(TASK TO COMPLETE)
The reply has to contain each record exactly as written.

(Component data from apps and pages)
--- START ---

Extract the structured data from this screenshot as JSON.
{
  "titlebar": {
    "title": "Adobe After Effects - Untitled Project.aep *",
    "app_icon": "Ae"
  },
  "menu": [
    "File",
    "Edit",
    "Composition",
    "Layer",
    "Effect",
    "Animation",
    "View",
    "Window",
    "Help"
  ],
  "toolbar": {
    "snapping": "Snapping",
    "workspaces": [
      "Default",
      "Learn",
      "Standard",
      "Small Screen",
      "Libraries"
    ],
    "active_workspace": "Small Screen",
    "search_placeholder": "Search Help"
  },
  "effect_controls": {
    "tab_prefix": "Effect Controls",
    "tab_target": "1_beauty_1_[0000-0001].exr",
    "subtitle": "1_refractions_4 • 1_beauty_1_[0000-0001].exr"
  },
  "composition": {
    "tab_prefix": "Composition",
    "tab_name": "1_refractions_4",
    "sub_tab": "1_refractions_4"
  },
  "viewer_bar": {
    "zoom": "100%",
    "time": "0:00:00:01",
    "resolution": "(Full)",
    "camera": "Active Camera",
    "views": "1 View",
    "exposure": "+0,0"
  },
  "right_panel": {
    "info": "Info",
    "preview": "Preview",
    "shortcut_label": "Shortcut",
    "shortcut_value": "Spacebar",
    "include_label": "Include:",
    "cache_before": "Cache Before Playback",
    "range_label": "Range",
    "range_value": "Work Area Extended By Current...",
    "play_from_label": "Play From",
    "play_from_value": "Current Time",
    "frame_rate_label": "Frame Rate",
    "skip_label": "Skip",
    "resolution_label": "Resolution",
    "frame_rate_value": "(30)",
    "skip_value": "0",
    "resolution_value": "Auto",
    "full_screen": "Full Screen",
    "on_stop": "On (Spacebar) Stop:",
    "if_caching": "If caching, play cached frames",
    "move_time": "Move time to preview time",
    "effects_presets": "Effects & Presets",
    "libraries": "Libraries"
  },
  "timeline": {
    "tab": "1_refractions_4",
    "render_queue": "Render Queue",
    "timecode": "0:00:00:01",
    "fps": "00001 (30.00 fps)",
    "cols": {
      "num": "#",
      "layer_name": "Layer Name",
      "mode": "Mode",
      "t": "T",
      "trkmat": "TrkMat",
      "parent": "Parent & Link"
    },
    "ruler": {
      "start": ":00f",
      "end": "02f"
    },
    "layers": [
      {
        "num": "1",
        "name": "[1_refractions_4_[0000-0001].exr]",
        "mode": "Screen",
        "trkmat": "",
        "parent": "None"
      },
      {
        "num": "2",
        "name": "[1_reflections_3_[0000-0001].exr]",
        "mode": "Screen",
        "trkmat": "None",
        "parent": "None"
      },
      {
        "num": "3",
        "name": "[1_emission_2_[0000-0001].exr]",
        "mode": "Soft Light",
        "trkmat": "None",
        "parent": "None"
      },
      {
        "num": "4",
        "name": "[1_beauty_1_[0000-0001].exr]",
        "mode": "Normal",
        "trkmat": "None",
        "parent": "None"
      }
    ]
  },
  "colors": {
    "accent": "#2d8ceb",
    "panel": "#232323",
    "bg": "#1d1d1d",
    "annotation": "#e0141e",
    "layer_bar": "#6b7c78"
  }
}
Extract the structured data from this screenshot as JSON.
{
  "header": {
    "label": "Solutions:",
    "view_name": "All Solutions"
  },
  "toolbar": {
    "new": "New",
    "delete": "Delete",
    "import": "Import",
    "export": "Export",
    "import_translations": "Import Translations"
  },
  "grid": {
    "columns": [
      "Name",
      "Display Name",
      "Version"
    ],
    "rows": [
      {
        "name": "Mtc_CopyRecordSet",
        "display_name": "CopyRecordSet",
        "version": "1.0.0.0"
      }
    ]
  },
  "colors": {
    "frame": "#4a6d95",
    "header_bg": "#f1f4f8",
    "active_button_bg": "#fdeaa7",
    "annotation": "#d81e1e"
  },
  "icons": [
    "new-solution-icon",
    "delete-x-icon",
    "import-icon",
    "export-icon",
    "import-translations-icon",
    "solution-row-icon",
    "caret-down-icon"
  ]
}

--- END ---

(REPLY)
Extract the structured data from this screenshot as JSON.
{
  "titlebar": {
    "title": "Adobe After Effects - Untitled Project.aep *",
    "app_icon": "Ae"
  },
  "menu": [
    "File",
    "Edit",
    "Composition",
    "Layer",
    "Effect",
    "Animation",
    "View",
    "Window",
    "Help"
  ],
  "toolbar": {
    "snapping": "Snapping",
    "workspaces": [
      "Default",
      "Learn",
      "Standard",
      "Small Screen",
      "Libraries"
    ],
    "active_workspace": "Small Screen",
    "search_placeholder": "Search Help"
  },
  "effect_controls": {
    "tab_prefix": "Effect Controls",
    "tab_target": "1_beauty_1_[0000-0001].exr",
    "subtitle": "1_refractions_4 • 1_beauty_1_[0000-0001].exr"
  },
  "composition": {
    "tab_prefix": "Composition",
    "tab_name": "1_refractions_4",
    "sub_tab": "1_refractions_4"
  },
  "viewer_bar": {
    "zoom": "100%",
    "time": "0:00:00:01",
    "resolution": "(Full)",
    "camera": "Active Camera",
    "views": "1 View",
    "exposure": "+0,0"
  },
  "right_panel": {
    "info": "Info",
    "preview": "Preview",
    "shortcut_label": "Shortcut",
    "shortcut_value": "Spacebar",
    "include_label": "Include:",
    "cache_before": "Cache Before Playback",
    "range_label": "Range",
    "range_value": "Work Area Extended By Current...",
    "play_from_label": "Play From",
    "play_from_value": "Current Time",
    "frame_rate_label": "Frame Rate",
    "skip_label": "Skip",
    "resolution_label": "Resolution",
    "frame_rate_value": "(30)",
    "skip_value": "0",
    "resolution_value": "Auto",
    "full_screen": "Full Screen",
    "on_stop": "On (Spacebar) Stop:",
    "if_caching": "If caching, play cached frames",
    "move_time": "Move time to preview time",
    "effects_presets": "Effects & Presets",
    "libraries": "Libraries"
  },
  "timeline": {
    "tab": "1_refractions_4",
    "render_queue": "Render Queue",
    "timecode": "0:00:00:01",
    "fps": "00001 (30.00 fps)",
    "cols": {
      "num": "#",
      "layer_name": "Layer Name",
      "mode": "Mode",
      "t": "T",
      "trkmat": "TrkMat",
      "parent": "Parent & Link"
    },
    "ruler": {
      "start": ":00f",
      "end": "02f"
    },
    "layers": [
      {
        "num": "1",
        "name": "[1_refractions_4_[0000-0001].exr]",
        "mode": "Screen",
        "trkmat": "",
        "parent": "None"
      },
      {
        "num": "2",
        "name": "[1_reflections_3_[0000-0001].exr]",
        "mode": "Screen",
        "trkmat": "None",
        "parent": "None"
      },
      {
        "num": "3",
        "name": "[1_emission_2_[0000-0001].exr]",
        "mode": "Soft Light",
        "trkmat": "None",
        "parent": "None"
      },
      {
        "num": "4",
        "name": "[1_beauty_1_[0000-0001].exr]",
        "mode": "Normal",
        "trkmat": "None",
        "parent": "None"
      }
    ]
  },
  "colors": {
    "accent": "#2d8ceb",
    "panel": "#232323",
    "bg": "#1d1d1d",
    "annotation": "#e0141e",
    "layer_bar": "#6b7c78"
  }
}
Extract the structured data from this screenshot as JSON.
{
  "header": {
    "label": "Solutions:",
    "view_name": "All Solutions"
  },
  "toolbar": {
    "new": "New",
    "delete": "Delete",
    "import": "Import",
    "export": "Export",
    "import_translations": "Import Translations"
  },
  "grid": {
    "columns": [
      "Name",
      "Display Name",
      "Version"
    ],
    "rows": [
      {
        "name": "Mtc_CopyRecordSet",
        "display_name": "CopyRecordSet",
        "version": "1.0.0.0"
      }
    ]
  },
  "colors": {
    "frame": "#4a6d95",
    "header_bg": "#f1f4f8",
    "active_button_bg": "#fdeaa7",
    "annotation": "#d81e1e"
  },
  "icons": [
    "new-solution-icon",
    "delete-x-icon",
    "import-icon",
    "export-icon",
    "import-translations-icon",
    "solution-row-icon",
    "caret-down-icon"
  ]
}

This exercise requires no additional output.